Displacing the Tiverton Elite
I’ve got a letter in the current Sakonnet Times, responding to some discouraging observations at recent town meetings:
To the editor:
The self-presumed ruling class of Tiverton — in and out of office — has no governing ideas but to raise taxes in good times and bad while comfortably accepting that most of the town’s budget is locked in by law or by contract. So, they’ve turned their ire toward the members of Tiverton Citizens for Change who have stepped forward to change the trajectory of municipal government.
First the accusation against TCC was, “They’re not from here, and they haven’t done anything!” Then it was, “They’re not from here, and they make mistakes when filing campaign finance forms!” The new one is, “They’re not from here, and they need practice conducting public meetings with a hostile audience!”

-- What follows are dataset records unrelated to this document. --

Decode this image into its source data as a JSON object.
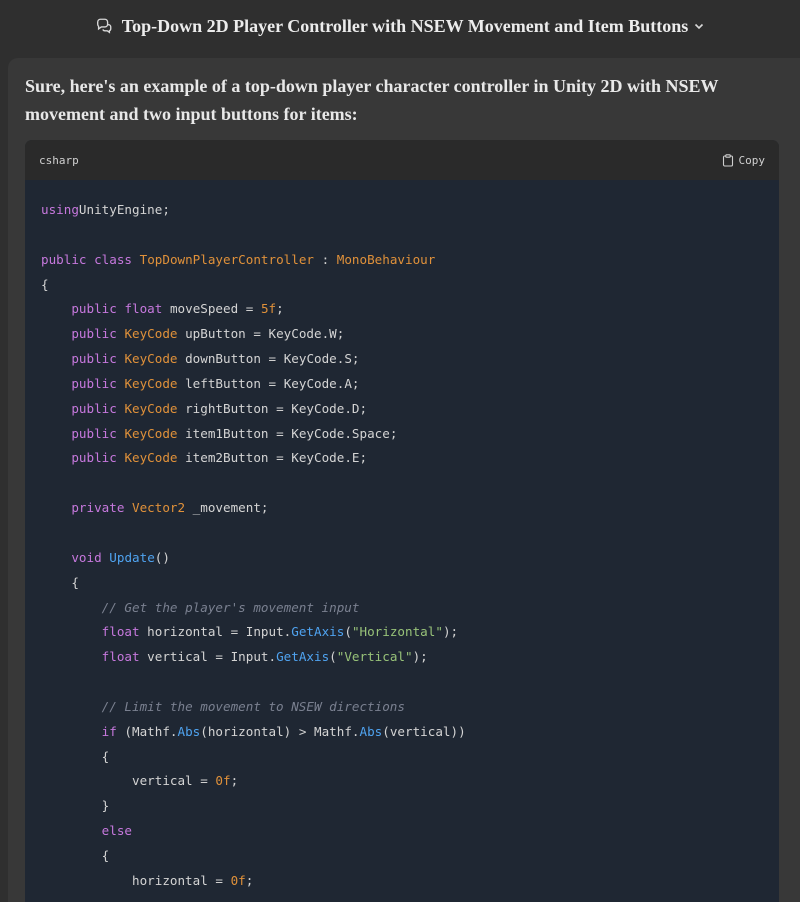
{
  "header": {
    "title": "Top-Down 2D Player Controller with NSEW Movement and Item Buttons"
  },
  "message": {
    "intro": "Sure, here's an example of a top-down player character controller in Unity 2D with NSEW movement and two input buttons for items:"
  },
  "code_block": {
    "language": "csharp",
    "copy_label": "Copy",
    "lines": [
      [
        [
          "kw",
          "using"
        ],
        [
          "",
          "UnityEngine;"
        ]
      ],
      [],
      [
        [
          "kw",
          "public"
        ],
        [
          "",
          " "
        ],
        [
          "kw",
          "class"
        ],
        [
          "",
          " "
        ],
        [
          "ty",
          "TopDownPlayerController"
        ],
        [
          "op",
          " : "
        ],
        [
          "ty",
          "MonoBehaviour"
        ]
      ],
      [
        [
          "",
          "{"
        ]
      ],
      [
        [
          "",
          "    "
        ],
        [
          "kw",
          "public"
        ],
        [
          "",
          " "
        ],
        [
          "kw",
          "float"
        ],
        [
          "",
          " moveSpeed "
        ],
        [
          "op",
          "="
        ],
        [
          "",
          " "
        ],
        [
          "num",
          "5f"
        ],
        [
          "",
          ";"
        ]
      ],
      [
        [
          "",
          "    "
        ],
        [
          "kw",
          "public"
        ],
        [
          "",
          " "
        ],
        [
          "ty",
          "KeyCode"
        ],
        [
          "",
          " upButton "
        ],
        [
          "op",
          "="
        ],
        [
          "",
          " KeyCode.W;"
        ]
      ],
      [
        [
          "",
          "    "
        ],
        [
          "kw",
          "public"
        ],
        [
          "",
          " "
        ],
        [
          "ty",
          "KeyCode"
        ],
        [
          "",
          " downButton "
        ],
        [
          "op",
          "="
        ],
        [
          "",
          " KeyCode.S;"
        ]
      ],
      [
        [
          "",
          "    "
        ],
        [
          "kw",
          "public"
        ],
        [
          "",
          " "
        ],
        [
          "ty",
          "KeyCode"
        ],
        [
          "",
          " leftButton "
        ],
        [
          "op",
          "="
        ],
        [
          "",
          " KeyCode.A;"
        ]
      ],
      [
        [
          "",
          "    "
        ],
        [
          "kw",
          "public"
        ],
        [
          "",
          " "
        ],
        [
          "ty",
          "KeyCode"
        ],
        [
          "",
          " rightButton "
        ],
        [
          "op",
          "="
        ],
        [
          "",
          " KeyCode.D;"
        ]
      ],
      [
        [
          "",
          "    "
        ],
        [
          "kw",
          "public"
        ],
        [
          "",
          " "
        ],
        [
          "ty",
          "KeyCode"
        ],
        [
          "",
          " item1Button "
        ],
        [
          "op",
          "="
        ],
        [
          "",
          " KeyCode.Space;"
        ]
      ],
      [
        [
          "",
          "    "
        ],
        [
          "kw",
          "public"
        ],
        [
          "",
          " "
        ],
        [
          "ty",
          "KeyCode"
        ],
        [
          "",
          " item2Button "
        ],
        [
          "op",
          "="
        ],
        [
          "",
          " KeyCode.E;"
        ]
      ],
      [],
      [
        [
          "",
          "    "
        ],
        [
          "kw",
          "private"
        ],
        [
          "",
          " "
        ],
        [
          "ty",
          "Vector2"
        ],
        [
          "",
          " _movement;"
        ]
      ],
      [],
      [
        [
          "",
          "    "
        ],
        [
          "kw",
          "void"
        ],
        [
          "",
          " "
        ],
        [
          "fn",
          "Update"
        ],
        [
          "",
          "()"
        ]
      ],
      [
        [
          "",
          "    {"
        ]
      ],
      [
        [
          "",
          "        "
        ],
        [
          "cm",
          "// Get the player's movement input"
        ]
      ],
      [
        [
          "",
          "        "
        ],
        [
          "kw",
          "float"
        ],
        [
          "",
          " horizontal "
        ],
        [
          "op",
          "="
        ],
        [
          "",
          " Input."
        ],
        [
          "fn",
          "GetAxis"
        ],
        [
          "",
          "("
        ],
        [
          "str",
          "\"Horizontal\""
        ],
        [
          "",
          ");"
        ]
      ],
      [
        [
          "",
          "        "
        ],
        [
          "kw",
          "float"
        ],
        [
          "",
          " vertical "
        ],
        [
          "op",
          "="
        ],
        [
          "",
          " Input."
        ],
        [
          "fn",
          "GetAxis"
        ],
        [
          "",
          "("
        ],
        [
          "str",
          "\"Vertical\""
        ],
        [
          "",
          ");"
        ]
      ],
      [],
      [
        [
          "",
          "        "
        ],
        [
          "cm",
          "// Limit the movement to NSEW directions"
        ]
      ],
      [
        [
          "",
          "        "
        ],
        [
          "kw",
          "if"
        ],
        [
          "",
          " (Mathf."
        ],
        [
          "fn",
          "Abs"
        ],
        [
          "",
          "(horizontal) "
        ],
        [
          "op",
          ">"
        ],
        [
          "",
          " Mathf."
        ],
        [
          "fn",
          "Abs"
        ],
        [
          "",
          "(vertical))"
        ]
      ],
      [
        [
          "",
          "        {"
        ]
      ],
      [
        [
          "",
          "            vertical "
        ],
        [
          "op",
          "="
        ],
        [
          "",
          " "
        ],
        [
          "num",
          "0f"
        ],
        [
          "",
          ";"
        ]
      ],
      [
        [
          "",
          "        }"
        ]
      ],
      [
        [
          "",
          "        "
        ],
        [
          "kw",
          "else"
        ]
      ],
      [
        [
          "",
          "        {"
        ]
      ],
      [
        [
          "",
          "            horizontal "
        ],
        [
          "op",
          "="
        ],
        [
          "",
          " "
        ],
        [
          "num",
          "0f"
        ],
        [
          "",
          ";"
        ]
      ]
    ]
  }
}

Well, golly. The meetings that the familiar voices reference are those of the current Budget Committee, on which local reformers have a controlling hand, and the heat radiated most strongly (thus far) when the group interviewed the School Committee. It’s almost as if the town aristocracy is trying to distract from school officials’ admission of difficulty facing down the obscenely aggressive National Education Association labor union.
An anonymous commenter on my web site, AnchorRising.com, mocked Budget Committee (and TCC) member Thomas Parker, a successful naval officer, and suggested that we should “take a good look at who we have running some of our meetings and think about providing effective leadership to the town in this time of crisis.” Yes, let’s.
At its most recent, notably quiet, meeting, the School Committee did not have members of the Town Council gabbing disruptively in the back of a small meeting room or former School Committee Vice Chairman Mike Burk bellowing attacks as he paced the room, both of which set the tone of the prior Budget Committee meeting. However cordial their gatherings, school committee members and representatives bemoan the strength of the teachers’ union and (unbelievably) their own sense that they have weak hands for negotiation. (How about having employment on offer during the worst downturn since the Great Depression?) And when the town administrator and council president recently asked for financial help to maintain services in the current budget, committee members were awfully quiet, considering that the request came mere weeks after they had given away hundreds of thousands of dollars to the intimidating unionists.
On the Town Council side, meeting attendees walk away with the sense that even contracts that are up for negotiation are “locked in.” Council President Don Bollin recently declared an inability to “trim a budget based on what [he] would like to see happen in negotiations,” and that “it’s easier to have the money put back should the results we want happen.” As the School Committee recently acknowledged, however, the unions typically demand more than is budgeted, rather than allow any earmarked dollars to flow back to the town. Indeed, a central rationalization of the school department for awarding not only raises but retroactive pay was that the “money was in the budget.”
So, if your overarching preference is for peaceful government meetings in which all of the meat is chewed during executive sessions and in which officials practice comity most enthusiastically while conspiring, along with the unions, to manipulate procedural rules to ram double-digit tax increases through financial town meetings, then side with the familiar faces. Me, I’ll take fresh leadership that conducts entertaining meetings but checks unions to lower taxes and maintain services at the same time.